A few months ago, my husband shared in passing that when he dropped our two-year-old Luke off at “school,” he had nowhere to sit. My little love, my heart and soul, walked into his classroom and as he went to sit down, a kid told him that that was their seat. When he moved to another play station the same thing happened and he wandered around a bit aimlessly.

This was a completely benign story. It was a brief moment in time that didn’t traumatize my kid; instead it traumatized me. Logically, I know experiences like this are helpful for kids. However, that part of my brain wasn’t turned on when I heard this story. Instead I was taken over by a wave of intense empathy for him—a heaviness in my chest, memories of kids who sat alone at the lunch tables, and a deep feeling of sadness.

If I had been there, I would have jumped in and “fixed” it. I would have wanted to appease my anxiety and rush my baby back to a place of comfort. I would have robbed him of a chance to build resiliency and see that he is not always the center of the universe. Hearing about this story after the fact allowed me the space and time to reflect on what Luke was experiencing (a growth opportunity) rather than what I would have been experiencing (a mama bear panic moment) and to be curious about why that was such a trigger for me. Only through reflection was I able to put the pieces together that I am hyper-sensitive about the feeling of loneliness for kids.

Now I know. I know the feeling of trying to calm my child’s tantrum only to turn and yell right back at him. I know the desire to rescue my son when he feels anxious the first day of swim class. I know the heartbreak when my baby is crying, asking me not to go to work. What all of these situations have in common is that they fire me up. They get me in a frame of mind that is fiercely protective and quick to act. That is a great way to be if there’s a lion in the room (real life-threatening danger) but not helpful when your child is navigating his social world in a safe classroom (healthy developmental experience).

Sometimes love is too intense. Empathy can overwhelm us, the discomfort activating our primitive, fight-flight-freeze brain to get rid of the pain. There are situations when we absolutely need to jump in and play mama bear. The tricky part, though, is calming our own emotions so that we can have the clarity of mind to know what our children need.

Before I can tune into my children, it helps to tune into myself. Comfort myself. Nurture myself. Mother myself. Thich Nhat Hanh has a beautiful meditation where you simply say to yourself, “Dear One, I am here for you.” When I practice slowing down and offering compassion to myself, I’m then able to attune to which mothering role is being called on in the moment.

Maybe take a moment now. Close your eyes if that feels okay. Check into your experience reading this. What memories in mothering showed up for you? Maybe some of those memories come with sadness or guilt or anger towards yourself. Allow space for those uncomfortable emotions. Now, instead of judgement (we’re so good at judgment), try to offer the love and compassion you have for your children to yourself. In the same voice you would use if your child was hurt and came to you for comfort, say to yourself, “Dear One, I am here for you.”

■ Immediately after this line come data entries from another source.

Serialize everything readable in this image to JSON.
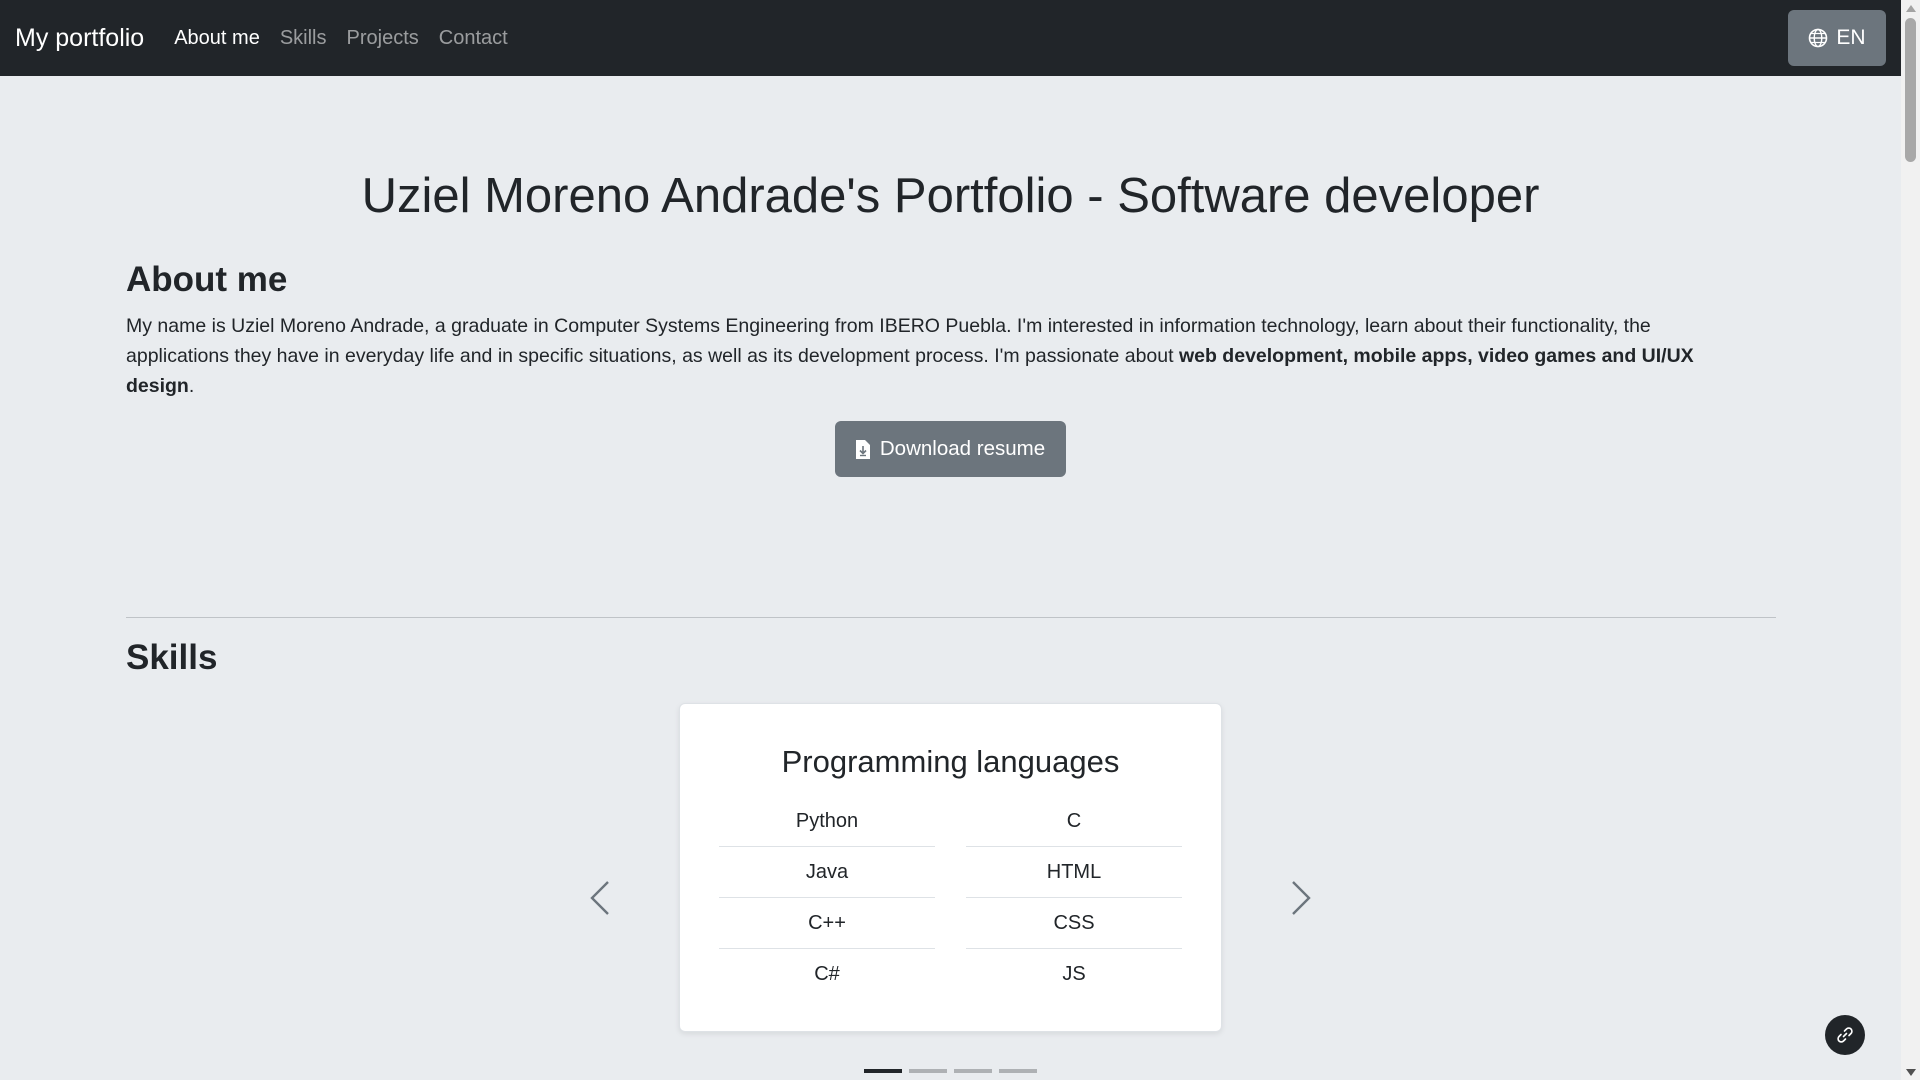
{
  "navbar": {
    "brand": "My portfolio",
    "links": [
      "About me",
      "Skills",
      "Projects",
      "Contact"
    ],
    "active_link": "About me",
    "language_button": {
      "icon": "globe-icon",
      "label": "EN"
    }
  },
  "main": {
    "title": "Uziel Moreno Andrade's Portfolio - Software developer",
    "about": {
      "heading": "About me",
      "text_part1": "My name is Uziel Moreno Andrade, a graduate in Computer Systems Engineering from IBERO Puebla. I'm interested in information technology, learn about their functionality, the applications they have in everyday life and in specific situations, as well as its development process. I'm passionate about ",
      "text_bold": "web development, mobile apps, video games and UI/UX design",
      "text_end": ".",
      "download_button": {
        "icon": "file-download-icon",
        "label": "Download resume"
      }
    },
    "skills": {
      "heading": "Skills",
      "card": {
        "title": "Programming languages",
        "left_column": [
          "Python",
          "Java",
          "C++",
          "C#"
        ],
        "right_column": [
          "C",
          "HTML",
          "CSS",
          "JS"
        ]
      },
      "prev_icon": "chevron-left-icon",
      "next_icon": "chevron-right-icon",
      "slide_count": 4,
      "active_slide": 1
    }
  },
  "floating_button": {
    "icon": "link-icon"
  },
  "colors": {
    "navbar_bg": "#212529",
    "page_bg": "#e9ecef",
    "button_bg": "#6c757d",
    "card_bg": "#ffffff"
  }
}
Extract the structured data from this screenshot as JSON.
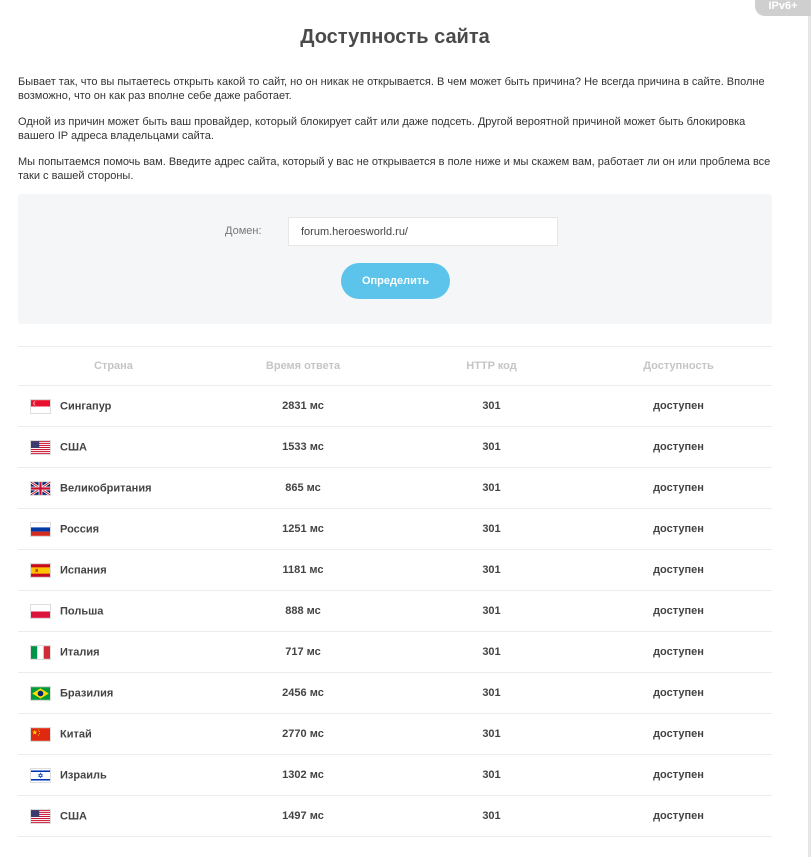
{
  "badge": "IPv6+",
  "title": "Доступность сайта",
  "paragraphs": [
    "Бывает так, что вы пытаетесь открыть какой то сайт, но он никак не открывается. В чем может быть причина? Не всегда причина в сайте. Вполне возможно, что он как раз вполне себе даже работает.",
    "Одной из причин может быть ваш провайдер, который блокирует сайт или даже подсеть. Другой вероятной причиной может быть блокировка вашего IP адреса владельцами сайта.",
    "Мы попытаемся помочь вам. Введите адрес сайта, который у вас не открывается в поле ниже и мы скажем вам, работает ли он или проблема все таки с вашей стороны."
  ],
  "form": {
    "domain_label": "Домен:",
    "domain_value": "forum.heroesworld.ru/",
    "button_label": "Определить"
  },
  "table": {
    "headers": [
      "Страна",
      "Время ответа",
      "HTTP код",
      "Доступность"
    ],
    "rows": [
      {
        "flag": "sg",
        "country": "Сингапур",
        "time": "2831 мс",
        "code": "301",
        "status": "доступен"
      },
      {
        "flag": "us",
        "country": "США",
        "time": "1533 мс",
        "code": "301",
        "status": "доступен"
      },
      {
        "flag": "gb",
        "country": "Великобритания",
        "time": "865 мс",
        "code": "301",
        "status": "доступен"
      },
      {
        "flag": "ru",
        "country": "Россия",
        "time": "1251 мс",
        "code": "301",
        "status": "доступен"
      },
      {
        "flag": "es",
        "country": "Испания",
        "time": "1181 мс",
        "code": "301",
        "status": "доступен"
      },
      {
        "flag": "pl",
        "country": "Польша",
        "time": "888 мс",
        "code": "301",
        "status": "доступен"
      },
      {
        "flag": "it",
        "country": "Италия",
        "time": "717 мс",
        "code": "301",
        "status": "доступен"
      },
      {
        "flag": "br",
        "country": "Бразилия",
        "time": "2456 мс",
        "code": "301",
        "status": "доступен"
      },
      {
        "flag": "cn",
        "country": "Китай",
        "time": "2770 мс",
        "code": "301",
        "status": "доступен"
      },
      {
        "flag": "il",
        "country": "Израиль",
        "time": "1302 мс",
        "code": "301",
        "status": "доступен"
      },
      {
        "flag": "us",
        "country": "США",
        "time": "1497 мс",
        "code": "301",
        "status": "доступен"
      }
    ]
  },
  "colors": {
    "button": "#5cc4ea",
    "available": "#2a9a2a",
    "form_bg": "#f4f6f7"
  }
}
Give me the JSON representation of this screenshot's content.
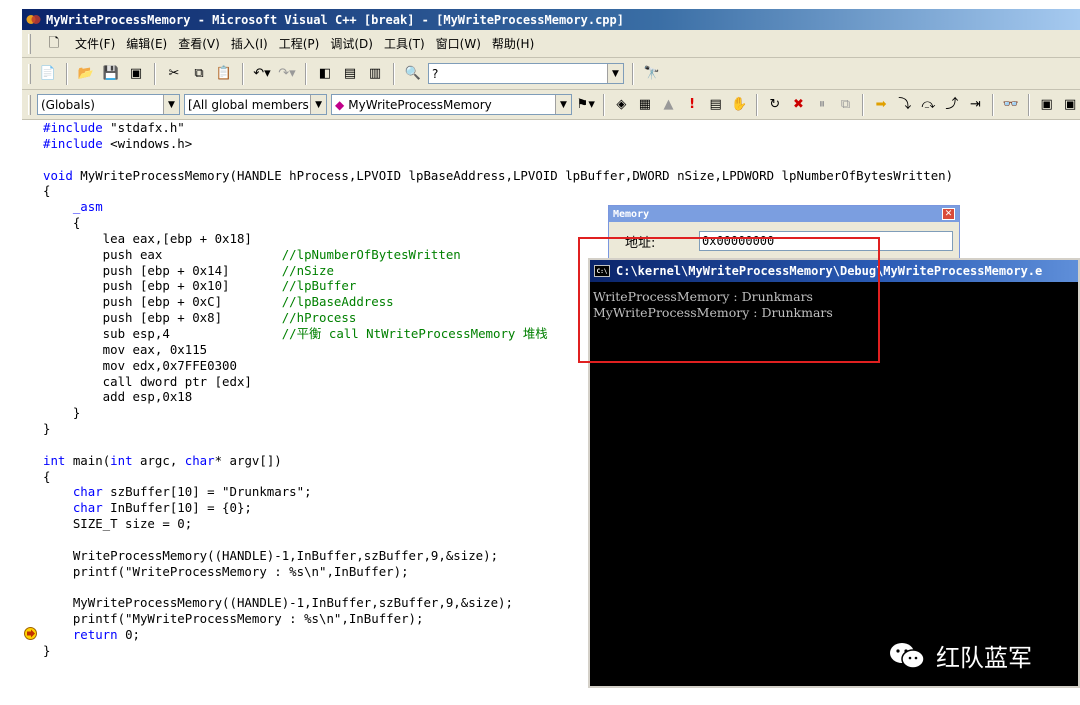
{
  "window": {
    "title": "MyWriteProcessMemory - Microsoft Visual C++ [break] - [MyWriteProcessMemory.cpp]"
  },
  "menubar": {
    "items": [
      "文件(F)",
      "编辑(E)",
      "查看(V)",
      "插入(I)",
      "工程(P)",
      "调试(D)",
      "工具(T)",
      "窗口(W)",
      "帮助(H)"
    ]
  },
  "toolbar": {
    "find_combo_value": "?"
  },
  "wizardbar": {
    "class_combo": "(Globals)",
    "filter_combo": "[All global members",
    "member_combo": "MyWriteProcessMemory"
  },
  "memory_window": {
    "title": "Memory",
    "address_label": "地址:",
    "address_value": "0x00000000"
  },
  "console": {
    "title": "C:\\kernel\\MyWriteProcessMemory\\Debug\\MyWriteProcessMemory.e",
    "lines": [
      "WriteProcessMemory : Drunkmars",
      "MyWriteProcessMemory : Drunkmars"
    ]
  },
  "watermark": {
    "text": "红队蓝军"
  },
  "code": {
    "lines": [
      "#include \"stdafx.h\"",
      "#include <windows.h>",
      "",
      "void MyWriteProcessMemory(HANDLE hProcess,LPVOID lpBaseAddress,LPVOID lpBuffer,DWORD nSize,LPDWORD lpNumberOfBytesWritten)",
      "{",
      "    _asm",
      "    {",
      "        lea eax,[ebp + 0x18]",
      "        push eax                //lpNumberOfBytesWritten",
      "        push [ebp + 0x14]       //nSize",
      "        push [ebp + 0x10]       //lpBuffer",
      "        push [ebp + 0xC]        //lpBaseAddress",
      "        push [ebp + 0x8]        //hProcess",
      "        sub esp,4               //平衡 call NtWriteProcessMemory 堆栈",
      "        mov eax, 0x115",
      "        mov edx,0x7FFE0300",
      "        call dword ptr [edx]",
      "        add esp,0x18",
      "    }",
      "}",
      "",
      "int main(int argc, char* argv[])",
      "{",
      "    char szBuffer[10] = \"Drunkmars\";",
      "    char InBuffer[10] = {0};",
      "    SIZE_T size = 0;",
      "",
      "    WriteProcessMemory((HANDLE)-1,InBuffer,szBuffer,9,&size);",
      "    printf(\"WriteProcessMemory : %s\\n\",InBuffer);",
      "",
      "    MyWriteProcessMemory((HANDLE)-1,InBuffer,szBuffer,9,&size);",
      "    printf(\"MyWriteProcessMemory : %s\\n\",InBuffer);",
      "    return 0;",
      "}"
    ]
  }
}
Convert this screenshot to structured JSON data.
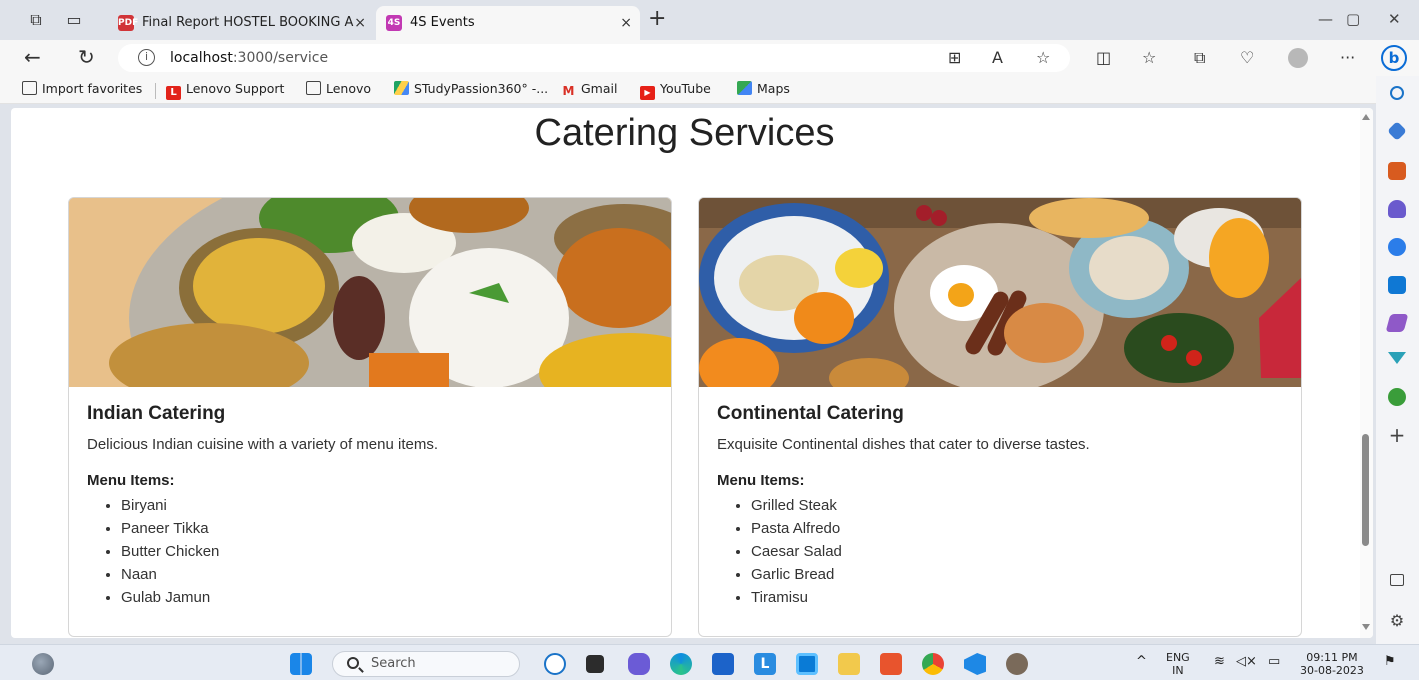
{
  "browser": {
    "tabs": [
      {
        "title": "Final Report HOSTEL BOOKING A",
        "favicon": "pdf-icon",
        "active": false
      },
      {
        "title": "4S Events",
        "favicon_text": "4S",
        "active": true
      }
    ],
    "close_glyph": "×",
    "new_tab_glyph": "+",
    "address": {
      "host": "localhost",
      "path": ":3000/service"
    },
    "favorites": [
      {
        "label": "Import favorites",
        "icon": "import-icon"
      },
      {
        "label": "Lenovo Support",
        "icon": "lenovo-L-icon"
      },
      {
        "label": "Lenovo",
        "icon": "page-icon"
      },
      {
        "label": "STudyPassion360° -...",
        "icon": "drive-icon"
      },
      {
        "label": "Gmail",
        "icon": "gmail-icon"
      },
      {
        "label": "YouTube",
        "icon": "youtube-icon"
      },
      {
        "label": "Maps",
        "icon": "maps-icon"
      }
    ]
  },
  "page": {
    "heading": "Catering Services",
    "cards": [
      {
        "title": "Indian Catering",
        "description": "Delicious Indian cuisine with a variety of menu items.",
        "menu_label": "Menu Items:",
        "items": [
          "Biryani",
          "Paneer Tikka",
          "Butter Chicken",
          "Naan",
          "Gulab Jamun"
        ]
      },
      {
        "title": "Continental Catering",
        "description": "Exquisite Continental dishes that cater to diverse tastes.",
        "menu_label": "Menu Items:",
        "items": [
          "Grilled Steak",
          "Pasta Alfredo",
          "Caesar Salad",
          "Garlic Bread",
          "Tiramisu"
        ]
      }
    ]
  },
  "taskbar": {
    "search_placeholder": "Search",
    "lang_line1": "ENG",
    "lang_line2": "IN",
    "time": "09:11 PM",
    "date": "30-08-2023"
  },
  "colors": {
    "accent_blue": "#0067c0",
    "youtube_red": "#e62117",
    "lenovo_red": "#e2231a"
  }
}
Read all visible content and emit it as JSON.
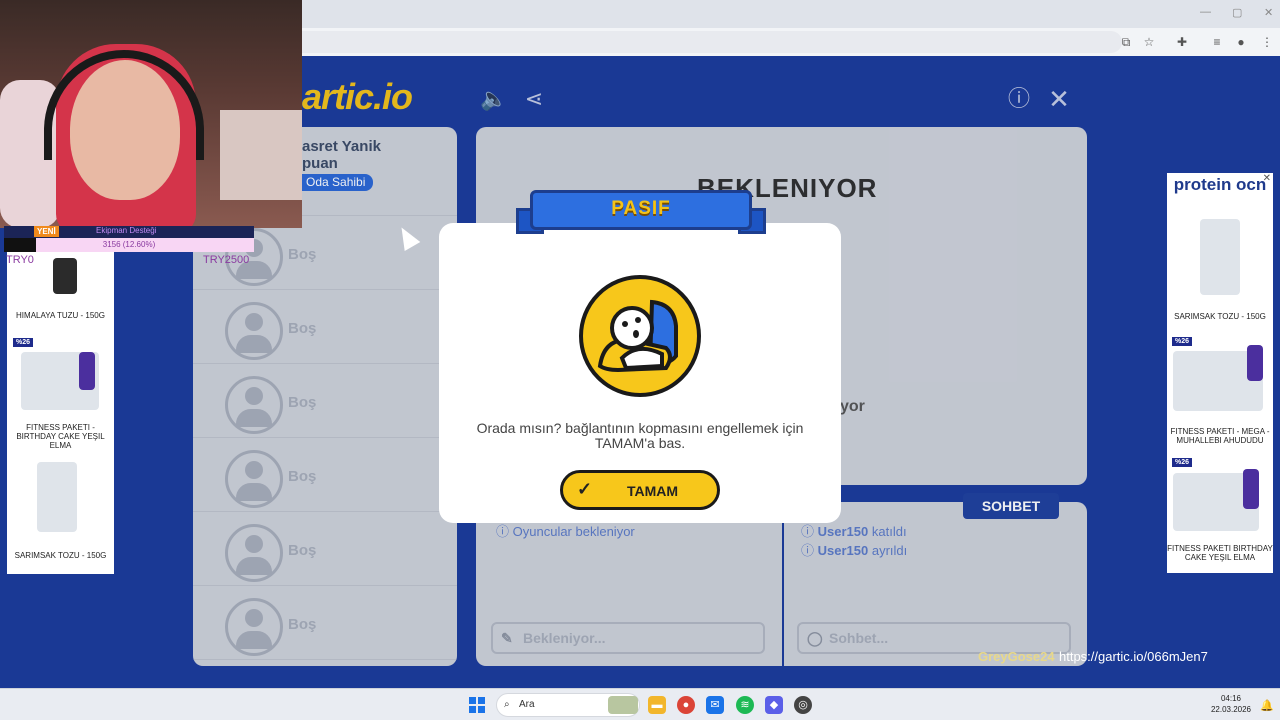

with Liz Napolin

Saturday, April 22nd, 1 – 4 pm

Being a mom is intense. The job description is long and the pressure we put on ourselves is high. This three-hour workshop will provide an introduction to the neurobiology of the parent-child relationship and dive into why it can be so challenging to switch gears from a comforter to disciplinarian to coach or counselor. By approaching our own life narrative with curiosity, we will gain greater self-awareness, increase our ability to tune in to what our children need and stay in the present moment when they display challenging behaviors. Participants will leave with a personalized self-care plan and practical strategies for calming guilt and fear when they show up in parenting.

This workshop is best suited for mothers with a child age 18 months to 18 years. Register here.